INPUT DATA:
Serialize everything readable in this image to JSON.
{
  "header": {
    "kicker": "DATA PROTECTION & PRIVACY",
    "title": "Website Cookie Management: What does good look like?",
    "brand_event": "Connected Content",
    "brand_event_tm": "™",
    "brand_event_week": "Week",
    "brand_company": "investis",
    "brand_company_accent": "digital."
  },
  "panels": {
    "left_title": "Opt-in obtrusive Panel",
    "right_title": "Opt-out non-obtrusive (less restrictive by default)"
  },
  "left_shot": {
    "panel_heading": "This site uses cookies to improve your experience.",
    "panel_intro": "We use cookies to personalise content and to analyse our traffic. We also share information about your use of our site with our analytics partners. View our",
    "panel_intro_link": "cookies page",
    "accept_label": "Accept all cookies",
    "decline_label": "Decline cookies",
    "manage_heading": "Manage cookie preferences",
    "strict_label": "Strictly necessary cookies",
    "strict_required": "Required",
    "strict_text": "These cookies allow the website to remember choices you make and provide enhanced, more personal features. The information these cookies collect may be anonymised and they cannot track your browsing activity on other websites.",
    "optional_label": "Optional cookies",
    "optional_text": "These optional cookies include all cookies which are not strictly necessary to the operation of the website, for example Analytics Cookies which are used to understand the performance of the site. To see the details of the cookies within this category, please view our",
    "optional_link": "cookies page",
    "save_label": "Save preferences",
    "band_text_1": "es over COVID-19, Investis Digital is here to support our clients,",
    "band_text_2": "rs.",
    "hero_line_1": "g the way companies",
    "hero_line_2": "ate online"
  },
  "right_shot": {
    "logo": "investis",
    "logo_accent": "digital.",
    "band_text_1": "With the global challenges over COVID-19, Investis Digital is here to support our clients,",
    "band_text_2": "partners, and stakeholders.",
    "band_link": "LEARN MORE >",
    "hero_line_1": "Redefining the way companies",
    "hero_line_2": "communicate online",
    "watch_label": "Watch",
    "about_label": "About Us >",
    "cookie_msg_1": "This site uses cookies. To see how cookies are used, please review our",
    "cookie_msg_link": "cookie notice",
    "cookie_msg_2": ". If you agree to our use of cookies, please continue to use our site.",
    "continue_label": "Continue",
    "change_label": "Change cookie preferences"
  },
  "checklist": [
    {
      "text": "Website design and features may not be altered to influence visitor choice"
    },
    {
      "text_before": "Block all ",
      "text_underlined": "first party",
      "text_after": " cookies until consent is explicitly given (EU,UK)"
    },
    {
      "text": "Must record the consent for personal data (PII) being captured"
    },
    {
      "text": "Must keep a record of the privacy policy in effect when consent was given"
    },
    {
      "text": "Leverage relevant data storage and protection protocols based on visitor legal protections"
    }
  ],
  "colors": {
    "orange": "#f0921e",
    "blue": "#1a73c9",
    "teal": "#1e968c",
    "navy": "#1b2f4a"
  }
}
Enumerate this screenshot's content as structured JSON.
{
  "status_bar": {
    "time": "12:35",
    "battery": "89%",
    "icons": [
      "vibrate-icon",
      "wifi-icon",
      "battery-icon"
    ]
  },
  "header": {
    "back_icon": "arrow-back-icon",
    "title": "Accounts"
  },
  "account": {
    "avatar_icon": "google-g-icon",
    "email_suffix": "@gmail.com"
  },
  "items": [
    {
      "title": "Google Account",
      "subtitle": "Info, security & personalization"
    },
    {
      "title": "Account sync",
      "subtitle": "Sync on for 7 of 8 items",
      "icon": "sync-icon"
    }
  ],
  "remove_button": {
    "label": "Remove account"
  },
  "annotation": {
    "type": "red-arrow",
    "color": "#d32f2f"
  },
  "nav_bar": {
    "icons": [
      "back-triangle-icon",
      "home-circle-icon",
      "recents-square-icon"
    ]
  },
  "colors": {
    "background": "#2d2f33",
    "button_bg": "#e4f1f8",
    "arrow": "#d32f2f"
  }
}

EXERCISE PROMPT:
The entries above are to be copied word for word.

SOLUTION:
Serialize everything readable in this image to JSON.
{
  "header": {
    "kicker": "DATA PROTECTION & PRIVACY",
    "title": "Website Cookie Management: What does good look like?",
    "brand_event": "Connected Content",
    "brand_event_tm": "™",
    "brand_event_week": "Week",
    "brand_company": "investis",
    "brand_company_accent": "digital."
  },
  "panels": {
    "left_title": "Opt-in obtrusive Panel",
    "right_title": "Opt-out non-obtrusive (less restrictive by default)"
  },
  "left_shot": {
    "panel_heading": "This site uses cookies to improve your experience.",
    "panel_intro": "We use cookies to personalise content and to analyse our traffic. We also share information about your use of our site with our analytics partners. View our",
    "panel_intro_link": "cookies page",
    "accept_label": "Accept all cookies",
    "decline_label": "Decline cookies",
    "manage_heading": "Manage cookie preferences",
    "strict_label": "Strictly necessary cookies",
    "strict_required": "Required",
    "strict_text": "These cookies allow the website to remember choices you make and provide enhanced, more personal features. The information these cookies collect may be anonymised and they cannot track your browsing activity on other websites.",
    "optional_label": "Optional cookies",
    "optional_text": "These optional cookies include all cookies which are not strictly necessary to the operation of the website, for example Analytics Cookies which are used to understand the performance of the site. To see the details of the cookies within this category, please view our",
    "optional_link": "cookies page",
    "save_label": "Save preferences",
    "band_text_1": "es over COVID-19, Investis Digital is here to support our clients,",
    "band_text_2": "rs.",
    "hero_line_1": "g the way companies",
    "hero_line_2": "ate online"
  },
  "right_shot": {
    "logo": "investis",
    "logo_accent": "digital.",
    "band_text_1": "With the global challenges over COVID-19, Investis Digital is here to support our clients,",
    "band_text_2": "partners, and stakeholders.",
    "band_link": "LEARN MORE >",
    "hero_line_1": "Redefining the way companies",
    "hero_line_2": "communicate online",
    "watch_label": "Watch",
    "about_label": "About Us >",
    "cookie_msg_1": "This site uses cookies. To see how cookies are used, please review our",
    "cookie_msg_link": "cookie notice",
    "cookie_msg_2": ". If you agree to our use of cookies, please continue to use our site.",
    "continue_label": "Continue",
    "change_label": "Change cookie preferences"
  },
  "checklist": [
    {
      "text": "Website design and features may not be altered to influence visitor choice"
    },
    {
      "text_before": "Block all ",
      "text_underlined": "first party",
      "text_after": " cookies until consent is explicitly given (EU,UK)"
    },
    {
      "text": "Must record the consent for personal data (PII) being captured"
    },
    {
      "text": "Must keep a record of the privacy policy in effect when consent was given"
    },
    {
      "text": "Leverage relevant data storage and protection protocols based on visitor legal protections"
    }
  ],
  "colors": {
    "orange": "#f0921e",
    "blue": "#1a73c9",
    "teal": "#1e968c",
    "navy": "#1b2f4a"
  }
}
Enumerate this screenshot's content as structured JSON.
{
  "status_bar": {
    "time": "12:35",
    "battery": "89%",
    "icons": [
      "vibrate-icon",
      "wifi-icon",
      "battery-icon"
    ]
  },
  "header": {
    "back_icon": "arrow-back-icon",
    "title": "Accounts"
  },
  "account": {
    "avatar_icon": "google-g-icon",
    "email_suffix": "@gmail.com"
  },
  "items": [
    {
      "title": "Google Account",
      "subtitle": "Info, security & personalization"
    },
    {
      "title": "Account sync",
      "subtitle": "Sync on for 7 of 8 items",
      "icon": "sync-icon"
    }
  ],
  "remove_button": {
    "label": "Remove account"
  },
  "annotation": {
    "type": "red-arrow",
    "color": "#d32f2f"
  },
  "nav_bar": {
    "icons": [
      "back-triangle-icon",
      "home-circle-icon",
      "recents-square-icon"
    ]
  },
  "colors": {
    "background": "#2d2f33",
    "button_bg": "#e4f1f8",
    "arrow": "#d32f2f"
  }
}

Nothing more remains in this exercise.